Tai Chi - A holistic approach to life

The slow movements of the Tai Chi form helped me deal with a very stressful time in my life. Learning the Tai Chi postures correctly helped improve my physical complaints of joint pain and digestive discomfort and became an incentive for regular practice. Originally from the United States, I came to Ireland in 1976 because of a love of travelling and playing traditional Irish music.

When I started Tai Chi Chuan, I had a number of sports injury related problems, which I'd acquired from gymnastics, and some inherited problems related to minor digestive ailments. I had some previous experience in Karate but I was amazed at the martial arts potential of the Tai Chi movements whose potent power was generated from the internal dynamics of Qi (energy) rather than physical force. The Tai Chi Chuan movements were developed to improve the generation and circulation of Qi and thus improve health. The slow movements promote relaxation of Mind/Body/Spirit. I have found that applying these principles and techniques to my daily activities makes me better able to deal with the exigencies of these stressful times.  I am better focused, more tolerant and relaxed and feel better overall with regular training.
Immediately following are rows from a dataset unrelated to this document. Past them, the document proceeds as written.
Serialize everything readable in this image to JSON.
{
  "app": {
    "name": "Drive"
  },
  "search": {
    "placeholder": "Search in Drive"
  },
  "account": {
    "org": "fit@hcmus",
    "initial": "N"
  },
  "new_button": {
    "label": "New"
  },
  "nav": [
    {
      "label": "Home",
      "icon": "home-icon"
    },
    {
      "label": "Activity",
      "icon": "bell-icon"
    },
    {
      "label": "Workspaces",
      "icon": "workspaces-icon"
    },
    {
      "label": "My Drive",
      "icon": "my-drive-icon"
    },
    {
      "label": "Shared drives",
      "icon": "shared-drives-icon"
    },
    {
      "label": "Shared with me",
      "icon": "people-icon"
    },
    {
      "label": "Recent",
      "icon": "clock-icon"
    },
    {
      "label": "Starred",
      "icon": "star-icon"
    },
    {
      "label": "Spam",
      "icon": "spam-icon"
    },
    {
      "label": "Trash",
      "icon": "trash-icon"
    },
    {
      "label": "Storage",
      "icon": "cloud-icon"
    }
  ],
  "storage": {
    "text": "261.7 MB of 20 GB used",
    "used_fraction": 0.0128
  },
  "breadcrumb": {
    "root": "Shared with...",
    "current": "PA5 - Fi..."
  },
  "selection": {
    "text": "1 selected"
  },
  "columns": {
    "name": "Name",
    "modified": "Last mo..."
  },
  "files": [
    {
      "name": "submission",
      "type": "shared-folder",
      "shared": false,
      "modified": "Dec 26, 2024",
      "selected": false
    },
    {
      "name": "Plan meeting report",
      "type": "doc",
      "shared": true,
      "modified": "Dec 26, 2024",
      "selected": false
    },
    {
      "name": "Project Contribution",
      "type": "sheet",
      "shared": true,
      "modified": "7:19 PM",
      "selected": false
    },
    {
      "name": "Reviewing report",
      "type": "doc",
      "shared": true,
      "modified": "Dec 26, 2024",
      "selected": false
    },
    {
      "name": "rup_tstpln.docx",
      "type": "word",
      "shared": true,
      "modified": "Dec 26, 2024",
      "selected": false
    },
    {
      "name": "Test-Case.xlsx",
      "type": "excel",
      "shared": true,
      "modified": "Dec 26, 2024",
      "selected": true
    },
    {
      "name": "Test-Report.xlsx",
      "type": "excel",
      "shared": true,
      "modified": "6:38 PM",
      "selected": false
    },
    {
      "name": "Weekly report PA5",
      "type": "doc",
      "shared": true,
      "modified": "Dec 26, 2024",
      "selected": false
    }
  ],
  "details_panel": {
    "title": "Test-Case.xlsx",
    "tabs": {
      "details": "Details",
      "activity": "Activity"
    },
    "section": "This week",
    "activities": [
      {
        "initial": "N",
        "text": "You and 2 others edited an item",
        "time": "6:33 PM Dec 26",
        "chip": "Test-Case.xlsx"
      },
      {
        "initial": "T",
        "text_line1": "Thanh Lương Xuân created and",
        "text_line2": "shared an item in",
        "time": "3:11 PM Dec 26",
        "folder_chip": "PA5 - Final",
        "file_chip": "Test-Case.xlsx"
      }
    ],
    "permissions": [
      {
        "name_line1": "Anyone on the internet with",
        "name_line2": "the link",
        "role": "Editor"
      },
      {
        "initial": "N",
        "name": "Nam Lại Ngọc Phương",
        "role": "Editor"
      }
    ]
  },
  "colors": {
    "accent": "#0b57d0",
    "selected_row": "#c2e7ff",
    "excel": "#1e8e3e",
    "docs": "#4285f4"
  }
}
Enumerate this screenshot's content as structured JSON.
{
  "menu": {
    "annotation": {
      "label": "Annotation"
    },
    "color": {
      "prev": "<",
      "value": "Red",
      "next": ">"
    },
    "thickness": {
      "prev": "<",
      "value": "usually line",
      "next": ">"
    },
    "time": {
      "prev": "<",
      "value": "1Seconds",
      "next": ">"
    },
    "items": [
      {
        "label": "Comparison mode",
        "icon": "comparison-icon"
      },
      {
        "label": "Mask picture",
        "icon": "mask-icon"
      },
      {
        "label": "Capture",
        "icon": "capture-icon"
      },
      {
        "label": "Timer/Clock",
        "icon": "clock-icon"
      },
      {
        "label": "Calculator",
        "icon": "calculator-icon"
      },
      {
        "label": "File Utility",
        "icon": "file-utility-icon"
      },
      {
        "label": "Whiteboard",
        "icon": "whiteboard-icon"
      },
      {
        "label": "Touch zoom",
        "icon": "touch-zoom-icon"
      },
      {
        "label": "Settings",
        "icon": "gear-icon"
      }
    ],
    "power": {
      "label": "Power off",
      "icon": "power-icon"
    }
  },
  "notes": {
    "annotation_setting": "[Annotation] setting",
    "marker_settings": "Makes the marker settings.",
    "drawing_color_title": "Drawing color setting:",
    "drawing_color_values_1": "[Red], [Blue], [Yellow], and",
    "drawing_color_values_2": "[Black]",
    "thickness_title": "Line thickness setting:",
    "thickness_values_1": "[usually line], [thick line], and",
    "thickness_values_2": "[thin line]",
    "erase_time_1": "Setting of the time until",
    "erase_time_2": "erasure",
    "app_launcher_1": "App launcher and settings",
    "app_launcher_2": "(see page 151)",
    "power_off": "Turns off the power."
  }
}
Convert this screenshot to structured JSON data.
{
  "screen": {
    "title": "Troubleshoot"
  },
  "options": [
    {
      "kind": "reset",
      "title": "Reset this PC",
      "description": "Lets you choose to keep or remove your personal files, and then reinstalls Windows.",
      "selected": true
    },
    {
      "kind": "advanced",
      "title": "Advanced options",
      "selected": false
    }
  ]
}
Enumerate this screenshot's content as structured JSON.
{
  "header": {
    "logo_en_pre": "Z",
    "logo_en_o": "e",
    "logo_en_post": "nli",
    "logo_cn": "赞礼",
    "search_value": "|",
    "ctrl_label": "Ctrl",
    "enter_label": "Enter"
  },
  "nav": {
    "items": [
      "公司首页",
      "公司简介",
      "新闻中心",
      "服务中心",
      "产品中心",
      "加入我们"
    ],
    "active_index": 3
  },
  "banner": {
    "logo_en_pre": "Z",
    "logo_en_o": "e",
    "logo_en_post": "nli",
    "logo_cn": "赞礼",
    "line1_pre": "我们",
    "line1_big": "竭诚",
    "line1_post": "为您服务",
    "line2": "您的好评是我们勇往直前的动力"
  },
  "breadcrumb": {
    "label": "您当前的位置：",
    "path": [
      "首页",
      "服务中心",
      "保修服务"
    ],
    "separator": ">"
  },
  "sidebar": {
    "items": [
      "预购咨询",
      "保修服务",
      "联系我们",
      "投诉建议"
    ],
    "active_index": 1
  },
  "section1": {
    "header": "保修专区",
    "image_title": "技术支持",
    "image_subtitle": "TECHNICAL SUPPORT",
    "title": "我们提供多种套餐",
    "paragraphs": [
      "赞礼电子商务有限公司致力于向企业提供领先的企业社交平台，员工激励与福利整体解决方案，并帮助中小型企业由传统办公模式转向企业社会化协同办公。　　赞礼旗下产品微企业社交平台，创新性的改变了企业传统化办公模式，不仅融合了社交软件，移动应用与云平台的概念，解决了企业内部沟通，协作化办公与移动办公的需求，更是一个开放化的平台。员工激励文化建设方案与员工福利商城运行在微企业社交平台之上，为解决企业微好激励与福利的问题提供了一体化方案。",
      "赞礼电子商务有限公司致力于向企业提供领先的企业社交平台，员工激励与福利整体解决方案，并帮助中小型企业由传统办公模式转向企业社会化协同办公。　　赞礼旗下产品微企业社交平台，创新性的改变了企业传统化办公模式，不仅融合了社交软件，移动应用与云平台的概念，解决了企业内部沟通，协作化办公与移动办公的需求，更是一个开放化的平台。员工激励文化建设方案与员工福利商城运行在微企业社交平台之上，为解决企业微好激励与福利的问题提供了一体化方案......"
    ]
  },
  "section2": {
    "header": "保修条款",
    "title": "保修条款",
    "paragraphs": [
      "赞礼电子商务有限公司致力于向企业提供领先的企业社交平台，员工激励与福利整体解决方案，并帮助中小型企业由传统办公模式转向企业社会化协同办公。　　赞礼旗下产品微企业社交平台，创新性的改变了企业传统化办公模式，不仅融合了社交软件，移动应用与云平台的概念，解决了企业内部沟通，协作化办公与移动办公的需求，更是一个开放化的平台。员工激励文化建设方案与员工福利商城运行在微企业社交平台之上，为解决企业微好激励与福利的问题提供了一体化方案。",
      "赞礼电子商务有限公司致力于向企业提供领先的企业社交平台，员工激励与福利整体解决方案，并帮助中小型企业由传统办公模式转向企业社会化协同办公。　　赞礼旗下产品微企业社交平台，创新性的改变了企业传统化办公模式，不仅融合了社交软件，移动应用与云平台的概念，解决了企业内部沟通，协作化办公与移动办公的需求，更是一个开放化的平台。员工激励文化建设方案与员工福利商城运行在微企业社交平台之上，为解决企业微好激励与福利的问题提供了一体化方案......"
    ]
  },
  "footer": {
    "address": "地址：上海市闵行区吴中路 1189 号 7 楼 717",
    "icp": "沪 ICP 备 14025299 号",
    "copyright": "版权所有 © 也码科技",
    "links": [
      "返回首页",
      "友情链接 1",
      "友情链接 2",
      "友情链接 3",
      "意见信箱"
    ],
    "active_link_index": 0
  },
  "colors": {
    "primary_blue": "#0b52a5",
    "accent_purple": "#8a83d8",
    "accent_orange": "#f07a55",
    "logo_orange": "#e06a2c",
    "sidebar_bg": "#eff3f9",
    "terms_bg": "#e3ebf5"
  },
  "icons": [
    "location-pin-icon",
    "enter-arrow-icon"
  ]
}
As I get older, I find that integrating Tai Chi Chuan movements and principles into my daily life has allowed me to make adjustments to accommodate the usual problems associated with ageing. 

My old joint injuries from gymnastics have improved because my body mechanics are more efficient, and a better physical structure has all but alleviated my original digestive complaints. The impact on my life and well-being was so profound that I decided to become an instructor under the tuition of Master John Ding, which felt like I was unlocking limitless possibilities of my own potential.

On a wider scale, the global recession has elevated stress levels for everyone. Stress-related tension impacts people at work, at home and in their free time, leading to a lower quality of life, difficult relationships and poor health. People are turning to traditional wellness practices to relieve their stress, maintain good health and prevent illness. People become interested in Tai Chi Chuan for many reasons…as a healthy exercise, social activity, relaxation, sport, martial art, etc.  By participating in Tai Chi Chuan, people get to engage in all these activities, learn more about themselves and others and realize that there is a better way of experiencing life.

Demand for Tai Chi classes is at an all-time high in Ireland, and this has created real opportunities for good quality Tai Chi instructors. The Master Ding Academy been operating in Ireland since 1993 and has a team of instructors: five in Cork, five in Dublin and one in Maynooth. It is now introducing its first ever Open Instructor Training Programme for those outside the organisation who wish to develop/teach Tai Chi. As an Instructor, it is very satisfying to share knowledge with students and watch them grow and develop into healthier individuals.


About the author: 

Chris runs the Dún Laoghaire branch of the Master Ding Academy for Tai Chi Chuan.